▸ GIVEN ENTRIES:
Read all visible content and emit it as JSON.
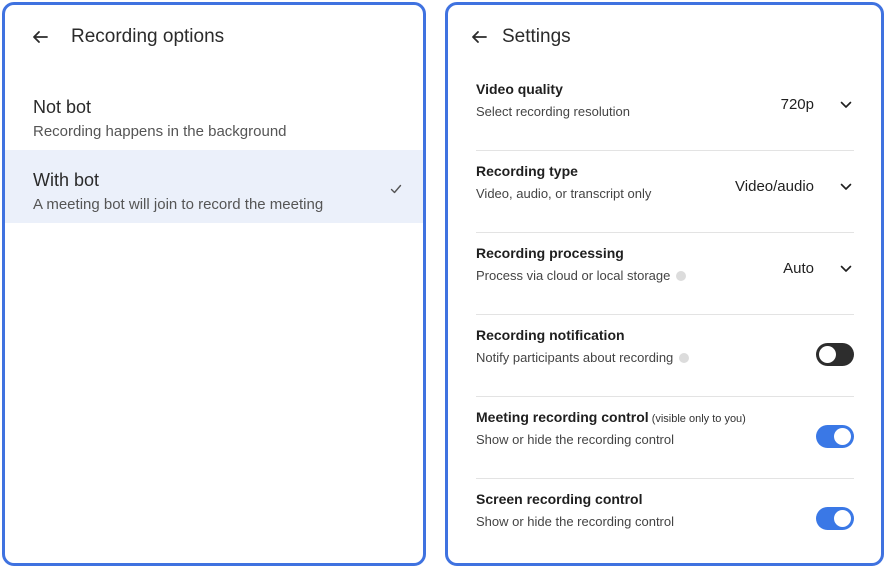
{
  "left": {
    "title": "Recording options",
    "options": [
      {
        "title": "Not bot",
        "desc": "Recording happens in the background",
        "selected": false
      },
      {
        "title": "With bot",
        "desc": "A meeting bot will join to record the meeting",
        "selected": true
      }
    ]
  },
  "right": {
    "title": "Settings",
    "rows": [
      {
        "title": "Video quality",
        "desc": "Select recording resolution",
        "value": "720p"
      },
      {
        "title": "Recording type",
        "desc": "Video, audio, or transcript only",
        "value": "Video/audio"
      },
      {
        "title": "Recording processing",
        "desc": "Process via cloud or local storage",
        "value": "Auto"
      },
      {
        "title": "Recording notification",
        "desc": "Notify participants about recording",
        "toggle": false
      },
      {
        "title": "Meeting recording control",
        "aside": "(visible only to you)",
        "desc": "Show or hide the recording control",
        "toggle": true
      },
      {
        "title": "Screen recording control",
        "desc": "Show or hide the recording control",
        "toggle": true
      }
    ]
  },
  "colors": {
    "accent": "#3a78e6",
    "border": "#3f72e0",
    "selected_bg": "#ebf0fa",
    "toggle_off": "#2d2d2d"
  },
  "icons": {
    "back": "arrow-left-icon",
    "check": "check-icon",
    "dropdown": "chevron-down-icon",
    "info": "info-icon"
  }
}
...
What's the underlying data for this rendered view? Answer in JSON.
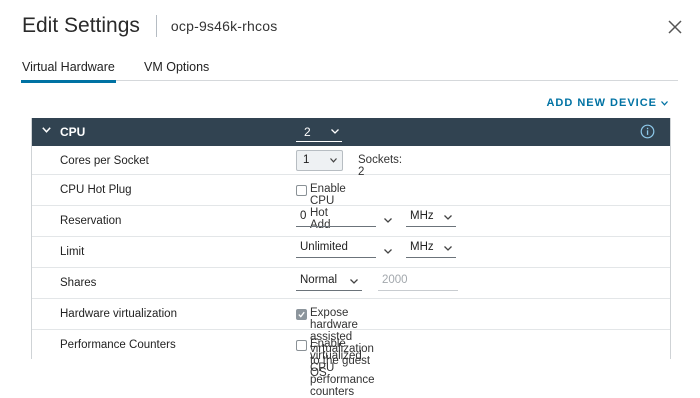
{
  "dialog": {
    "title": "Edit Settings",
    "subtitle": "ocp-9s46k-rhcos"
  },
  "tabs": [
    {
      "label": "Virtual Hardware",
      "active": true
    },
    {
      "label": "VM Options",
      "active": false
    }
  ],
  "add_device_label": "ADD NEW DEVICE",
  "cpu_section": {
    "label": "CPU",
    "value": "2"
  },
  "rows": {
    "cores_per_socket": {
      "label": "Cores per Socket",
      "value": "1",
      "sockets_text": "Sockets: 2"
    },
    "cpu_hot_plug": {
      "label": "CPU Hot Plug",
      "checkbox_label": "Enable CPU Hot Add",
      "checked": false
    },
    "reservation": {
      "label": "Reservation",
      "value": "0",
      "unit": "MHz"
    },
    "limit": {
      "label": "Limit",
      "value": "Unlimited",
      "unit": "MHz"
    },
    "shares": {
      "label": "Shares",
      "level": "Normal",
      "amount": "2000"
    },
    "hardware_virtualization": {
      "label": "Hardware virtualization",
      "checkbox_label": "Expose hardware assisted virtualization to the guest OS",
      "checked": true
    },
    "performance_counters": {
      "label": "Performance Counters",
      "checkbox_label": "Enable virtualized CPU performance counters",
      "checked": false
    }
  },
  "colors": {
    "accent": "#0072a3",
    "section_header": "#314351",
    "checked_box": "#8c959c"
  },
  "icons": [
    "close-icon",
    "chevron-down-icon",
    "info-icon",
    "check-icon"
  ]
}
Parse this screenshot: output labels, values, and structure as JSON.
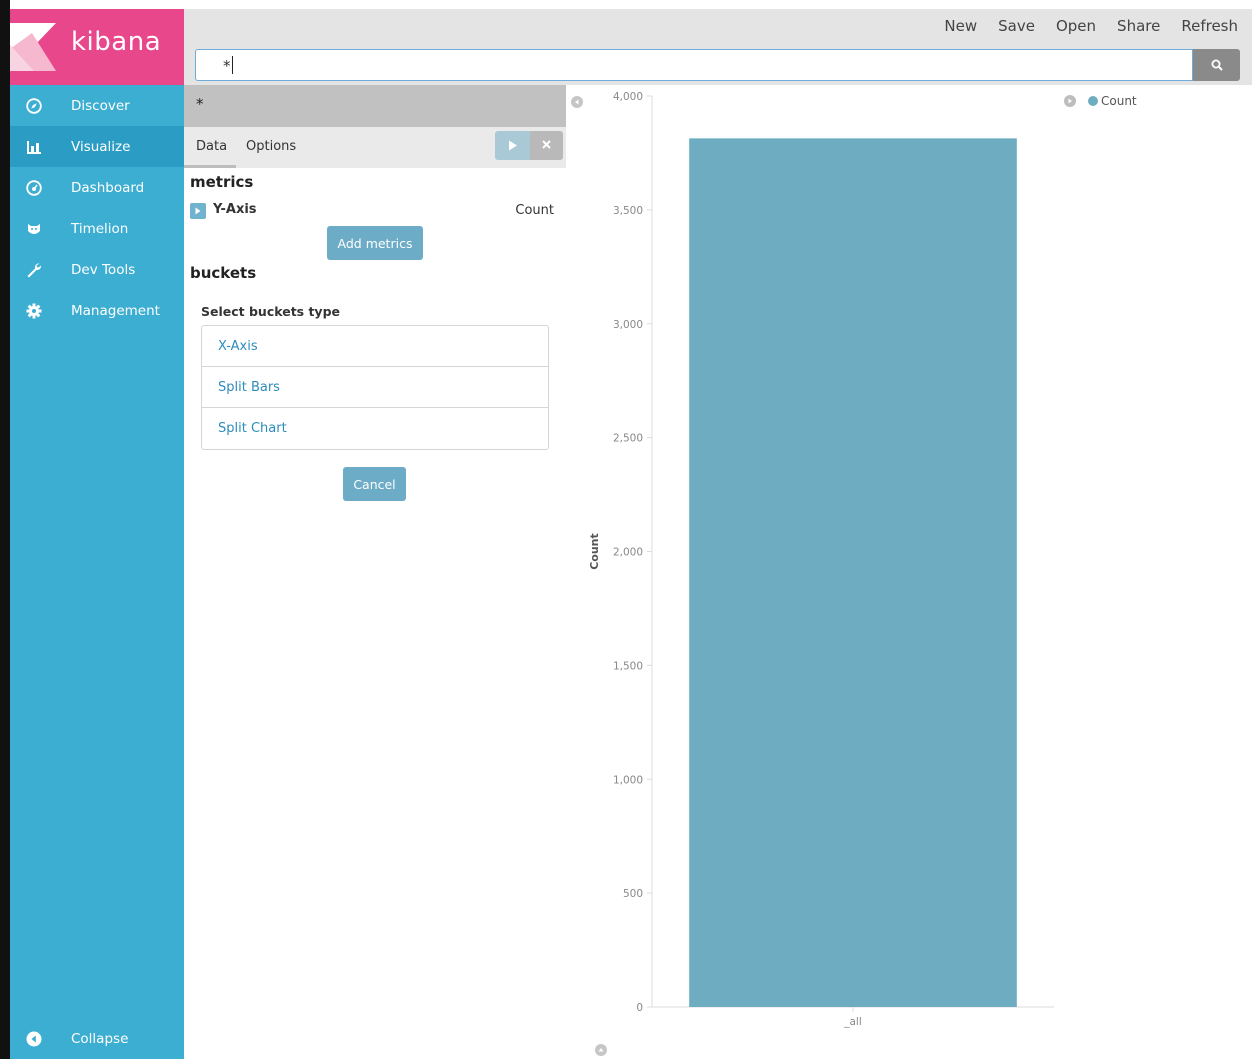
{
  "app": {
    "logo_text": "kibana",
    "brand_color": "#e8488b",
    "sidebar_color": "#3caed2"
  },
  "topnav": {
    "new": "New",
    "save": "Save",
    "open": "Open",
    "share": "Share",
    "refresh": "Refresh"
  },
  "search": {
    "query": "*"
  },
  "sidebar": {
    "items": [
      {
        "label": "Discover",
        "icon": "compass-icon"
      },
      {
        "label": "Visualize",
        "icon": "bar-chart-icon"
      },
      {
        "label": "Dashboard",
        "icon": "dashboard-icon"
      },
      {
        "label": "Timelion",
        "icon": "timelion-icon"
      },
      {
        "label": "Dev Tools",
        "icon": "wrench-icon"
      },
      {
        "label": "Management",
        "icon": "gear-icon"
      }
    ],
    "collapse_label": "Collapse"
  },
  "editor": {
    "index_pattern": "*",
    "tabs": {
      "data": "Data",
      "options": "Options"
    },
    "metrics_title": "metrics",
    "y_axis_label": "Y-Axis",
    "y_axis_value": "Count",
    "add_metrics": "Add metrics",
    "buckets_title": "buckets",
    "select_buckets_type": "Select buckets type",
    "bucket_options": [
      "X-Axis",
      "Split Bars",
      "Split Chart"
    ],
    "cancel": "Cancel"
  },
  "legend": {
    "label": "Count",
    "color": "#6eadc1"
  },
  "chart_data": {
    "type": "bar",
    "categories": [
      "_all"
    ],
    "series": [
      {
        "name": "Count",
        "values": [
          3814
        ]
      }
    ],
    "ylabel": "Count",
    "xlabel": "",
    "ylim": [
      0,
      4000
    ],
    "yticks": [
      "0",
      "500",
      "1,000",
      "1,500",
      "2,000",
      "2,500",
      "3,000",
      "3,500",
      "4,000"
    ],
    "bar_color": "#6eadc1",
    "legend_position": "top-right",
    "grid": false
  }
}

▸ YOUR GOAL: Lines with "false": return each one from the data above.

▸ TASK RESULT:
        "selected": false
        "toggle": false
      "active": false
      "checked": false
      "checked": false
    "grid": false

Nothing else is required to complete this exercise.